The 2017 edition of the annual Brand Finance Global 500 report on the world’s most valuable brands was recently released. It’s fairly predictable, yet still makes for interesting reading.
According to the report, the most valuable brand in the world is Google, which has a value of roughly USD109-billion.
Google has leapfrogged Apple, which held the top spot for some five years. According to the report, the 10 most valuable brands in the world are:
The most striking element is, of course, how well tech brands are faring, and how old “brick and mortar” brands are slipping down the list – Walmart perhaps being the only real old-school brand in the top 10. We’re told that apart from those brands that appear in the top 10, tech brands like Tencent, WeChat and Alibaba have increased their values significantly over the past year.
To put these numbers into some sort of perspective, it’s interesting to reflect on the fact that a few weeks back, Kraft Heinz made a takeover bid for Unilever, a company that owns a raft of big consumer brands such as Dove, Surf, Omo, Lux, Sunsilk, Marmite, Magnum, Hellmann’s, Knorr, Flora, Lipton and PG Tips. The amount offered was USD143-billion, which is not that much more than the apparent value of the Google brand. The Kraft Heinz offer was turned down, so it’s arguable that the real value of the Unilever portfolio of (non-tech) brands is higher, but one imagines that Kraft Heinz must have put some serious thought into the amount it was offering.
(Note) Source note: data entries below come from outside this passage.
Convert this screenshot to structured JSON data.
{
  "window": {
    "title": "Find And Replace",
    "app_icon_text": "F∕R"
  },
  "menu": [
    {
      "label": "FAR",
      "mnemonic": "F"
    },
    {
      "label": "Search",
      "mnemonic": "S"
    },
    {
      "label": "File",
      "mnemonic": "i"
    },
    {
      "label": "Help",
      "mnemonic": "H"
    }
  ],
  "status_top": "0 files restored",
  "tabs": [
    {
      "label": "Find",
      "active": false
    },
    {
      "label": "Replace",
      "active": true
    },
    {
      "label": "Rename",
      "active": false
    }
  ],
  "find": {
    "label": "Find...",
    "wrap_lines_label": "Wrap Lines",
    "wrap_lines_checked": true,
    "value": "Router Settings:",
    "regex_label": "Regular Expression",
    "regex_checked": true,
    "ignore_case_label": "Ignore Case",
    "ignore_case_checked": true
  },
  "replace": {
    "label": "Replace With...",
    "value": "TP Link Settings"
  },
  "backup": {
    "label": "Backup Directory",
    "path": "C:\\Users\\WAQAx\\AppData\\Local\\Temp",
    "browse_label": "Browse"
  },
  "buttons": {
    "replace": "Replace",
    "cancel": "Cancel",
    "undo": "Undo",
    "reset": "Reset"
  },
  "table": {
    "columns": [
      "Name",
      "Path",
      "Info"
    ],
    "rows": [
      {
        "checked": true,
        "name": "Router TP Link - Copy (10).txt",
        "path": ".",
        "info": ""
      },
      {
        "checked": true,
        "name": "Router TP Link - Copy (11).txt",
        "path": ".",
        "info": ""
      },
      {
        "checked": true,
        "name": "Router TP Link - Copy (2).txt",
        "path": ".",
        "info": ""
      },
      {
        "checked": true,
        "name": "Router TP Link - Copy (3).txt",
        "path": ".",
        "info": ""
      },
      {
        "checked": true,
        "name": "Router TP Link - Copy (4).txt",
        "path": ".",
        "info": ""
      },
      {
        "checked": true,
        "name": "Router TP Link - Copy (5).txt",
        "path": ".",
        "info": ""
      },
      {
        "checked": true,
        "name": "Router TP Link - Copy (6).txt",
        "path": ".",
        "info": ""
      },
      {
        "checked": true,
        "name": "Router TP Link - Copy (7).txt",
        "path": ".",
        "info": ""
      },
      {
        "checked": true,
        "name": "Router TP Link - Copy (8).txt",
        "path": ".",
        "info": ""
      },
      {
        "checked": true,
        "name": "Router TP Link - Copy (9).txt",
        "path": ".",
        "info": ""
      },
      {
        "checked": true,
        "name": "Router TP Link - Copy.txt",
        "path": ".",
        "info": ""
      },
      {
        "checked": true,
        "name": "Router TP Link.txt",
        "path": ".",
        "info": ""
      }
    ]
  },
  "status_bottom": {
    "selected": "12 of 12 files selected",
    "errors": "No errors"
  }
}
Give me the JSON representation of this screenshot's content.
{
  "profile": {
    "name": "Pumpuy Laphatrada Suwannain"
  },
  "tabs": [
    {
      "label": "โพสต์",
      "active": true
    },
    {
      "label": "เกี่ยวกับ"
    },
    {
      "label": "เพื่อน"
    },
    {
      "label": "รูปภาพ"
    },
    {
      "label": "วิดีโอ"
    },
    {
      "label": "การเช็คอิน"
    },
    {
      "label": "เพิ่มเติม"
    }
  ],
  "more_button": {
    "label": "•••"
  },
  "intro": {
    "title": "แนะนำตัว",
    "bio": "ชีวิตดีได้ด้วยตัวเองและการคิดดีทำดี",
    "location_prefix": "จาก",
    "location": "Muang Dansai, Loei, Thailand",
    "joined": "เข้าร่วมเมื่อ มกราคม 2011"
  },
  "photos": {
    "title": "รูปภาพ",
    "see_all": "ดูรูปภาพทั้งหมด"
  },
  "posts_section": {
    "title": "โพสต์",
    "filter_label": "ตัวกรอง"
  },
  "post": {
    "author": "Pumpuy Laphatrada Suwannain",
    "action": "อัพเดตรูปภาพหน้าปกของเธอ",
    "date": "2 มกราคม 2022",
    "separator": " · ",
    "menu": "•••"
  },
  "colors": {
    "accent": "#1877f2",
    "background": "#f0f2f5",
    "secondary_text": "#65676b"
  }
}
There are always valuable lessons to be learned from these brand-value reports. It is worth bearing in mind that the terms “brand” and “trade mark” aren’t necessarily synonymous. The thinking seems to be that a brand is more than the trade mark name or logo, which is basically the brand’s identifying feature. Interbrand has described a brand as “a mixture of attributes, tangible and intangible, symbolized by a trademark, which if managed properly, creates value and influence.” Others have said that a brand is a “promise kept” – the promise being consistent quality – and that the trade mark is the brand’s “badge of origin”.
The trade mark can, of course, take various forms. The most common forms are names and logos, but a trade mark can also be a signature, a slogan, a colour or colour combination, or even a product shape. In fact, it might even be something as obscure as a gesture, a sound, a taste, a smell or a store layout, but that’s where trade mark law starts getting really tricky.
There are various things to bear in mind about trade marks, starting with the creation process – the more distinctive the trade mark, the better the chances of being able to monopolise and protect it. The converse is that if a trade mark is weak, for example, descriptive of the product, or something that simply says good things about it, there will be great difficulty in monopolising it.
The next thing is to make sure that the trade mark is, in fact, available before it’s used. Availability is established through trade mark searching, and all the countries where the product will be sold need to be searched. In today’s interconnected world, that may well be the whole world. Trade mark searching exercises are seldom straightforward. That’s because the trade mark registers of the world are hopelessly overcrowded, and a trade mark clearance exercise will often include having to investigate whether earlier registrations are, in fact, being used; having to apply for cancellation of unused registrations; and having to negotiate co-existence deals with the owners of earlier registrations.
The next step is to get legal protection through trade mark registration. Again, this should be in every country where the product will be sold. There are ways of keeping costs down by using regional registration systems such as those that exist in the EU and parts of Africa, and the international registration system known as the Madrid System. Proper legal protection no doubt adds to a brand’s value.
It doesn’t end there. Registrations need to be kept in force through renewals. A business may need to appoint licensees to manufacture their products or offer their services in various countries, and these appointments may need to be recorded. These trade marks will also need to be policed to make sure that competitors aren’t causing confusion by using similar trade marks.